■ Task directions
Search the entries below for the word "面向连接的协议" and copy each line that has it.
[Supplied information — start]
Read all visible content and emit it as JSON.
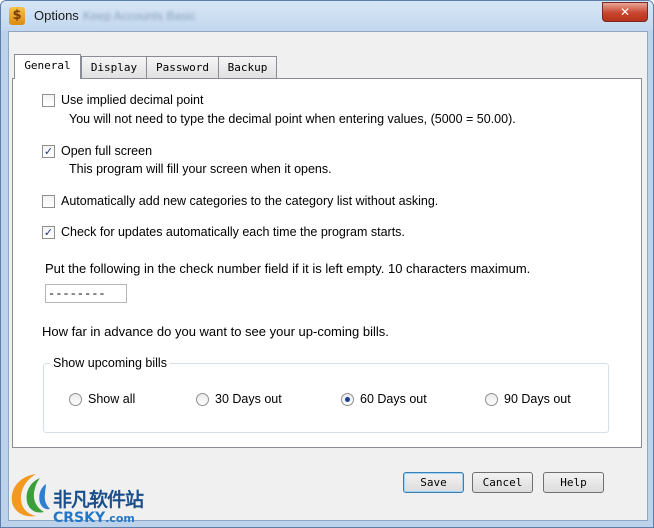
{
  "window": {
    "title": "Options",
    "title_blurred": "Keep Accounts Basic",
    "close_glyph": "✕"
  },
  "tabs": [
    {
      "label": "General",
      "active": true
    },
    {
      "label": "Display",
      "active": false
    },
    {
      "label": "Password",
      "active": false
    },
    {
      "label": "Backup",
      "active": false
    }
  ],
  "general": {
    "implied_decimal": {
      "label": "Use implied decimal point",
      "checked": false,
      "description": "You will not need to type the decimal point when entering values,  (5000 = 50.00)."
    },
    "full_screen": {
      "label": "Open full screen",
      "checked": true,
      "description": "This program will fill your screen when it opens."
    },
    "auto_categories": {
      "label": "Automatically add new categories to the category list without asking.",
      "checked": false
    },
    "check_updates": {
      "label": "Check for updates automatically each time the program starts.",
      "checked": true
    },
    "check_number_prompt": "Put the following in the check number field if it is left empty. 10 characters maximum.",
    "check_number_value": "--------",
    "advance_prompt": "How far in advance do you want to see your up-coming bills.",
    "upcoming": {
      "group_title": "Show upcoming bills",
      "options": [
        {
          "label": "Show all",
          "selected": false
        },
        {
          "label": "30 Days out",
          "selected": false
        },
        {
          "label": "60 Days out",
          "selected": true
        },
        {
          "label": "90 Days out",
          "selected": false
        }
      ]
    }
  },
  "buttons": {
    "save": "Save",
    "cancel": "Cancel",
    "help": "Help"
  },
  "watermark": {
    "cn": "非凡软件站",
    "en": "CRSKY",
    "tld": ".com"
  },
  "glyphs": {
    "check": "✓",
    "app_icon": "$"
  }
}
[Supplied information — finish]
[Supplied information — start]
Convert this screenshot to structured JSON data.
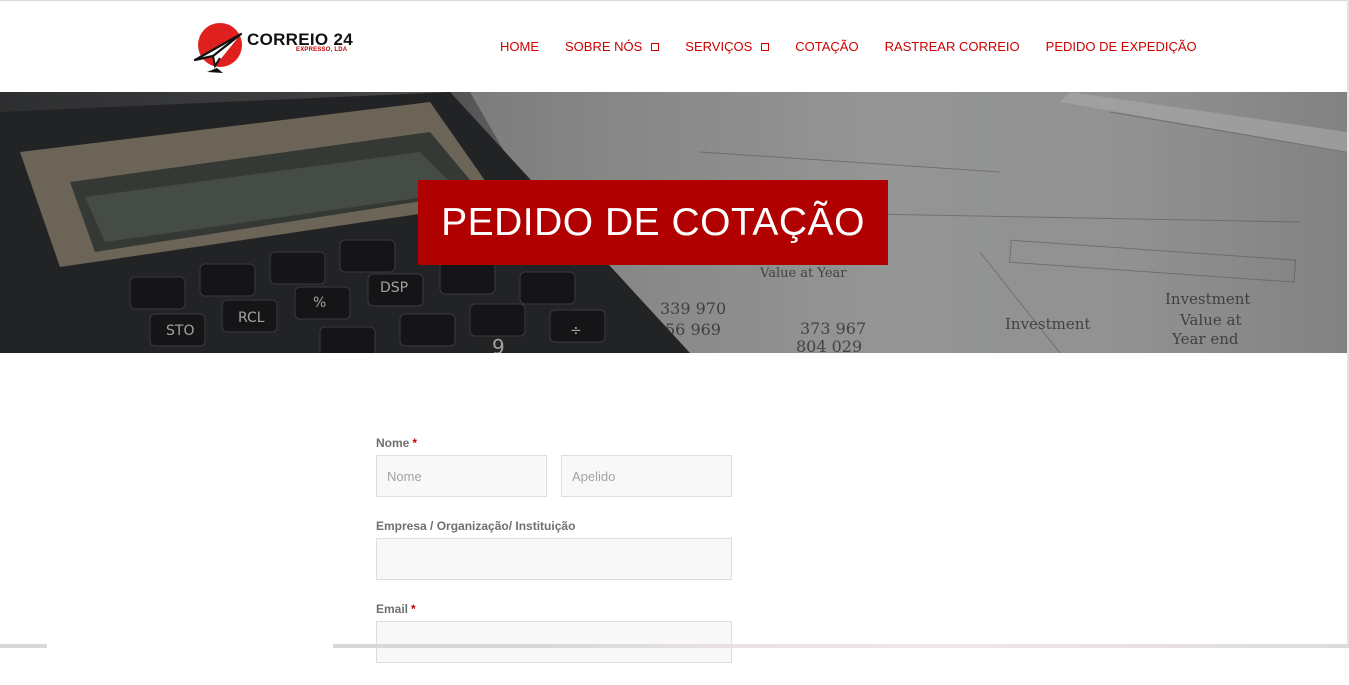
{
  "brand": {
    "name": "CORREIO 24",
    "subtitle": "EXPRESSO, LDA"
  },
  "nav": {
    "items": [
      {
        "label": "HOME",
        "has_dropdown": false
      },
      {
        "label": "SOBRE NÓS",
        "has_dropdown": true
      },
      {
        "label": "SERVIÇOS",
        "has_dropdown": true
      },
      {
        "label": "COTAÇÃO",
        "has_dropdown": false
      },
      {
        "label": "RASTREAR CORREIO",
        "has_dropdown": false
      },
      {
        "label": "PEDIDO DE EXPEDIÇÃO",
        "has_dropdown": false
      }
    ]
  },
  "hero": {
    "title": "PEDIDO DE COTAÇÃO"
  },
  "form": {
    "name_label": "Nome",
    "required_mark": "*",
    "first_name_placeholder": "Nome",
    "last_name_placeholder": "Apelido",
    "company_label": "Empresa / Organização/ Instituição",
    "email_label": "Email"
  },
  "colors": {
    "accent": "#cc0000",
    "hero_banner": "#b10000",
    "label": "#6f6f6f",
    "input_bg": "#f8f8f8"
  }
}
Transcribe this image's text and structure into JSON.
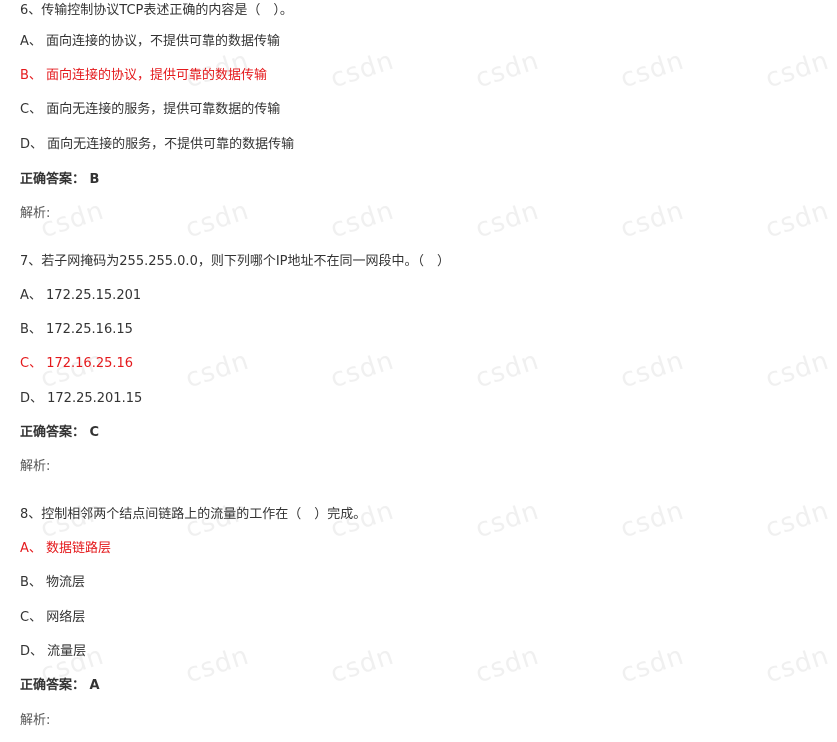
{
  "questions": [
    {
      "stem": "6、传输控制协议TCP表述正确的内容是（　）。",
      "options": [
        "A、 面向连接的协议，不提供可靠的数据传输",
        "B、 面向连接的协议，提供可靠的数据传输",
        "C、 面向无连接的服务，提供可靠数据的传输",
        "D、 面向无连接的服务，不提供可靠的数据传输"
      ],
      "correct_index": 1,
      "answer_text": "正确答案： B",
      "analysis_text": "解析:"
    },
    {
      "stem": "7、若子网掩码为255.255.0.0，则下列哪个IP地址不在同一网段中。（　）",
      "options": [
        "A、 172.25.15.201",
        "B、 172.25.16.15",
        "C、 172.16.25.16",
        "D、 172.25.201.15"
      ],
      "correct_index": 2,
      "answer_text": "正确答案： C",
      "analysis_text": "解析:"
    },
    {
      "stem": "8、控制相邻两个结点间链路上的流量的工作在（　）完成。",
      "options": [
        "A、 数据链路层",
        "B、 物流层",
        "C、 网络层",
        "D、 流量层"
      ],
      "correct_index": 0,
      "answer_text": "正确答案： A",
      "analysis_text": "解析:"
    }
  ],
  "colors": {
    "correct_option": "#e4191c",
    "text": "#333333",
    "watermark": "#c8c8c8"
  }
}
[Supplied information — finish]
■ Response area
        "A、 面向连接的协议，不提供可靠的数据传输",
        "B、 面向连接的协议，提供可靠的数据传输",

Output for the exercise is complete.